Theschool received a federal magnet grant in June 2011 toprovide students with a global perspective for the 21st century by focusing on central principles identified by the curriculum board of the International Baccalaureate Organization based in Cardiff, Wales. Some of these principles include: Communication, Open-mindedness, Caring, Risk-taking, Balance and Reflection."
PS 242, formerly known as the Gwendolyn Powell Brown Computer School, shares a building with Future Leaders Institute Charter School. PS 242 is a small school, and most classes have fewer than 20 students. Because of the concentration of Haitian and African immigrants in the area, the school chose French to meet the IB programs requirement that all students study a second language.
A paraprofessional in a special education classroom for 10 years and a teacher of grades 3 and 6, Gomez later trained at the Leadership Academy, the citys training ground for principals.
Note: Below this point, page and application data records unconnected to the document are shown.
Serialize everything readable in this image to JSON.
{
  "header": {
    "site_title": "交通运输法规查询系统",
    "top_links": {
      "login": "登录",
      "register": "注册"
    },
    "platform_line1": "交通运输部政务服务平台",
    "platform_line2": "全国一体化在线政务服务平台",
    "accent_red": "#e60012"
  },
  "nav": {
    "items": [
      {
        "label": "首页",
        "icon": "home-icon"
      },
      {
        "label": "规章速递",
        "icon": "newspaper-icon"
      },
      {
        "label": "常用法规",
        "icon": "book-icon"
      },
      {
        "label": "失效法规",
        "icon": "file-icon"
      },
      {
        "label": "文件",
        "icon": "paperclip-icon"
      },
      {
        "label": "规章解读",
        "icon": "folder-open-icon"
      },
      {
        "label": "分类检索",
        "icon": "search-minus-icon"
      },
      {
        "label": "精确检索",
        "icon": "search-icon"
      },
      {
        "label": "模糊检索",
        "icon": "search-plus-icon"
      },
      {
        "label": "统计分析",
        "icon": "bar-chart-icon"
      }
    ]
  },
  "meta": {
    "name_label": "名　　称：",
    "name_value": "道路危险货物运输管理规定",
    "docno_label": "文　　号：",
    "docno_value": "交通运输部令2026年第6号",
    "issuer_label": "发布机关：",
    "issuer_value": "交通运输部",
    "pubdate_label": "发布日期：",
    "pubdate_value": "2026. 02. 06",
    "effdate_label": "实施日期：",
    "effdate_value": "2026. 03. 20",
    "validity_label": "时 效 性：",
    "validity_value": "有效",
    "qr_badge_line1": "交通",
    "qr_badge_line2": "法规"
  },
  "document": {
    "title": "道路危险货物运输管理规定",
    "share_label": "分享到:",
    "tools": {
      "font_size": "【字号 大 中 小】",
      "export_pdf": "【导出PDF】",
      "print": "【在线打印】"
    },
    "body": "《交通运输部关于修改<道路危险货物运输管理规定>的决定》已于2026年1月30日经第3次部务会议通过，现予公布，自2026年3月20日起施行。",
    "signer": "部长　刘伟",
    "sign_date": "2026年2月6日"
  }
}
Given her background she is an advocate for children with special needs. The school has a cozy, informal feel with caring adults willing to work with kids with big challenges, some from nearby shelters. Go to class, you little chicken wing, the office secretary affectionately chided a morning straggler. A full-time counselor is available. The Harlem Childrens Zone provides peacemakers (an extra adult) for almost every class and offers a Saturday program from 9 a.m. to 4 p.m. Although PS 242 loses kids to the charter school upstairs, it also gains families who trickle down when things dont work out there. We embrace everyone here, said Assistant Principal Larisa Vail.
Gomez and Vail have promoted more individual and small-group instruction in recent years. In one room half the class worked on tiny laptops with headsets, and the other half sat on the rug for a lesson on triangles. The kids on laptops plugged into programs according to their needs: reading, vocabulary, math. One 5th-grade teacher led a brisk, focused dialogue on reducing fractions. In a 1st-grade Integrated Co-Teaching (ICT) class, two teachers worked with separate math groups, while four children sat at desks with workbooks. The workbook questionsadding quarters, dimes, nickels, and penniesquickly became too difficult, however, and those four began to clamor for help.
Bright kids are encouraged to take the eligibility test for a gifted program, and staff escort kids to interviews and tours for middle school. About five kids went to the Delta honors program in 2010.
Special Education: One special education teacher pulls kids out or works in classrooms alongside teachers. There are four ICT (Integrated Co-Teaching) classes in grades K, 1, 2 and 5, with the goal of adding one on every grade level.
Admissions: Neighborhood-zoned school. (Lydie Raschka, March 2011; updated February 2012)Read more